» Problem requirements
Below are some entries; report how many of their lines contain the word "value", giving nothing besides the number.
*** Opening of Recorded information ***
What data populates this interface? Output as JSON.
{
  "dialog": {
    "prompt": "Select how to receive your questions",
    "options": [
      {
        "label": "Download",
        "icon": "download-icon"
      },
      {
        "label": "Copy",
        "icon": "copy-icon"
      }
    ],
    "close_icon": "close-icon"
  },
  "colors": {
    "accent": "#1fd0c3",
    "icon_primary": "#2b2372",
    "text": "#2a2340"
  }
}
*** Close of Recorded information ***
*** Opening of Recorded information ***
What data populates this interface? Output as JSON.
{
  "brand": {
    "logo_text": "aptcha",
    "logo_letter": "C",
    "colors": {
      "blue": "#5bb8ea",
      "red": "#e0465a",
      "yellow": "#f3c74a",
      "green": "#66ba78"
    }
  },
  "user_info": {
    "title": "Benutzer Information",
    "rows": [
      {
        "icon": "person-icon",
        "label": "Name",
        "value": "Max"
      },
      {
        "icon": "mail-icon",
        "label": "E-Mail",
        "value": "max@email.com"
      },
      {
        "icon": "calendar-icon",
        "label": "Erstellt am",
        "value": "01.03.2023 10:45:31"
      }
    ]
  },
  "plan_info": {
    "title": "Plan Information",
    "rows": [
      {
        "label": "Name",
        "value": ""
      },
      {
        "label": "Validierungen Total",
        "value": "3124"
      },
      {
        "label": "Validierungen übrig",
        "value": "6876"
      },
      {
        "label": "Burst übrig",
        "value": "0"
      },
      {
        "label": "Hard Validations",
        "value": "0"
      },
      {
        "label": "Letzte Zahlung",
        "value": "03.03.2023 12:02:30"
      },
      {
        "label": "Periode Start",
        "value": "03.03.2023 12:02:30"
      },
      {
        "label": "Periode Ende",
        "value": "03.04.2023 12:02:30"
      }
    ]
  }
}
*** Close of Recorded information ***
» Written solution
11